Antibiotics after facelift?
Plastic Surgeon Dr. Dean Kane of Baltimore Answers Question Regarding Antibiotics after Facelift
Q. Why don’t doctors prophylactically prescribe a broad spectrum antibiotic like Keflex to all facelift patients to prevent infection in the incision areas? I’ve been reading reviews here and a common theme seems to be swollen, throbbing ears where the stitches are, as well as pus in those areas, even if the incision areas are cleaned daily.
A. This is a great question. I would like to correct some of your misunderstandings.
Myth 1: doctors don’t use prophylactic antibiotics for facelift.
Generally, Plastic Surgeons do use antibiotics prophylactically with clean/sterile surgery. Currently, the standards for their use are changing due to the challenges in over usage of antibiotics creating super-infective bacteria. Antibiotics only kill a limited kind of bacteria, therefore, a general skin specific antibiotic like cefazolin is used once at the beginning of a surgical procedure to kill any skin surface bacteria that may enter under the defensive barrier of the skin when the incision is made. Other infectives include: mycobacteria, fungus and viruses which are not killed by antibiotics so we depend on the topical anti-infective (anti-septic) skin prep and post-operative cleansing.

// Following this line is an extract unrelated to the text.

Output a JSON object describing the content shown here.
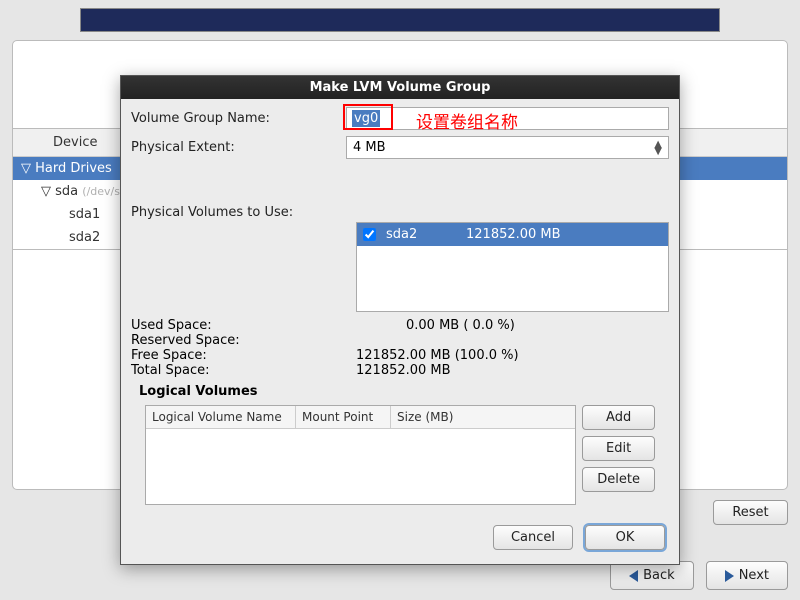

Myth 2: swollen, throbbing ears indicate infection
Different sites of the body heal slightly differently. As compared to the eyelids for example, the back of the ear skin heals with a more robust inflammatory response creating a thickened scar. There may be many factors including increased tension on the incision, hair and oilier skin, nerves and diminished hygiene behind the ear but mostly, it is hypertrophic scarring and not infection; although the two are many times confused.
Most patients are also unaware that the single line of a scar is only one dimension of the 3-dimensional scar surface created under the skin flap created by the surgeon to provide the patient with the virtues of a facelift.

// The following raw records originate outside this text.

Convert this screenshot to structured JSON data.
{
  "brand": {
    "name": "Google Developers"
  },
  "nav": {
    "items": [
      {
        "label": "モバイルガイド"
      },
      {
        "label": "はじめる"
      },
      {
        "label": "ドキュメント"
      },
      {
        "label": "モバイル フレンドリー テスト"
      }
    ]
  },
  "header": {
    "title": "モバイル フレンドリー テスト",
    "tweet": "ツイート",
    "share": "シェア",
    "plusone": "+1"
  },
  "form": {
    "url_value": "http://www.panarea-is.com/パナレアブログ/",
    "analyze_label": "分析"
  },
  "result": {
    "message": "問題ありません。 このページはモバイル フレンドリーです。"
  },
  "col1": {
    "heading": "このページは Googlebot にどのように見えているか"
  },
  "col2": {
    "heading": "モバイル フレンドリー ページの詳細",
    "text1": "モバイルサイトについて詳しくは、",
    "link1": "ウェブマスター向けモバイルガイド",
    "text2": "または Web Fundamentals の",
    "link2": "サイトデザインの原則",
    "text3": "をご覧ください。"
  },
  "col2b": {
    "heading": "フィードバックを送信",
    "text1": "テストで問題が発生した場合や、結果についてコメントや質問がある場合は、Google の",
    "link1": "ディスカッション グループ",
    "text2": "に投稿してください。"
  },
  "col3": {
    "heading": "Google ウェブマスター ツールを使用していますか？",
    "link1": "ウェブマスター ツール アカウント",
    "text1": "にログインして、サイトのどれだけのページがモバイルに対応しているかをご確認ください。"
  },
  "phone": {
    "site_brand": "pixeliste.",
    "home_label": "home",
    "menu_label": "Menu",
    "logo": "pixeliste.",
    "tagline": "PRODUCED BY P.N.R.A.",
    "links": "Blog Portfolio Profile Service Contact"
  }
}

Antibiotics should be used when a progressive invasion of bacteria overwhelm the body’s natural defense and stopped when the balance of healing favors the host, ie. body.
Myth 3: pus equals infection

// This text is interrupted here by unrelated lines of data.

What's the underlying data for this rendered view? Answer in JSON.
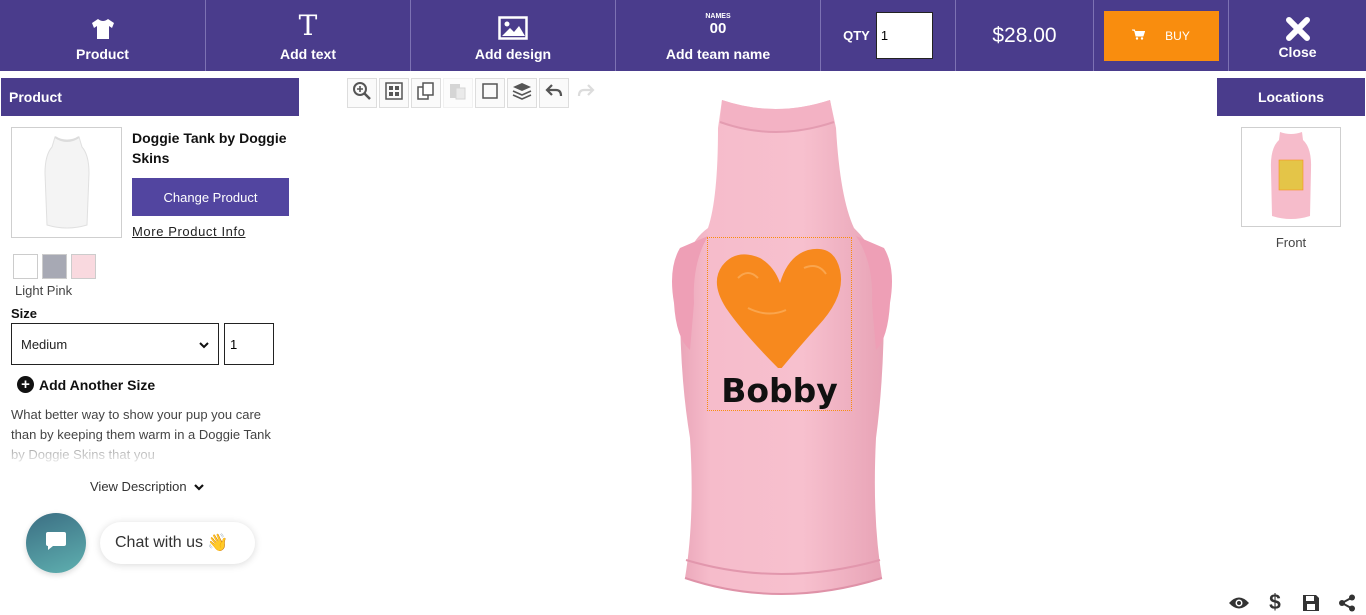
{
  "toolbar": {
    "product_label": "Product",
    "add_text_label": "Add text",
    "add_text_icon_glyph": "T",
    "add_design_label": "Add design",
    "add_team_label": "Add team name",
    "team_icon_top": "NAMES",
    "team_icon_num": "00",
    "qty_label": "QTY",
    "qty_value": "1",
    "price": "$28.00",
    "buy_label": "BUY",
    "close_label": "Close"
  },
  "product_panel": {
    "heading": "Product",
    "name": "Doggie Tank by Doggie Skins",
    "change_button": "Change Product",
    "more_info": "More Product Info",
    "colors": [
      {
        "name": "White",
        "hex": "#ffffff"
      },
      {
        "name": "Gray",
        "hex": "#a7a9b4"
      },
      {
        "name": "Light Pink",
        "hex": "#f9d9df"
      }
    ],
    "selected_color": "Light Pink",
    "size_label": "Size",
    "size_value": "Medium",
    "size_qty": "1",
    "add_size": "Add Another Size",
    "description": "What better way to show your pup you care than by keeping them warm in a Doggie Tank by Doggie Skins that you",
    "view_description": "View Description"
  },
  "chat": {
    "label": "Chat with us",
    "emoji": "👋"
  },
  "design": {
    "name_text": "Bobby",
    "heart_color": "#f7891e",
    "garment_color": "#f5b9c9"
  },
  "locations": {
    "heading": "Locations",
    "items": [
      {
        "label": "Front"
      }
    ]
  },
  "theme": {
    "brand": "#4a3c8c",
    "accent": "#f98d0e"
  }
}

Pus is the slurry of debris made up of broken down cells, bacteria, suture, oil or fat which accumulates and not carried off to the lymphatic system for bodily removal. It comes to the surface for drainage reducing the energy required to get rid of it. If there is no progressive cellulitis, ie. bacterial invasion, then there is no active infection.
Myth 4: antibiotics improve healing
While antibiotic are extremely useful as one option to curb a progressive infection, it is only one part of a extremely dynamic, early and coordinated multi-step process in the 6 to 12 months or more of stable scar formation.
I hope this has helped explain the use of antibiotics in face lift surgery and why it’s use is so limited.
All the best!
This information is not meant as medical advice. It is provided solely for education. Our practice would be pleased to discuss your unique circumstances and needs as they relate to these topics.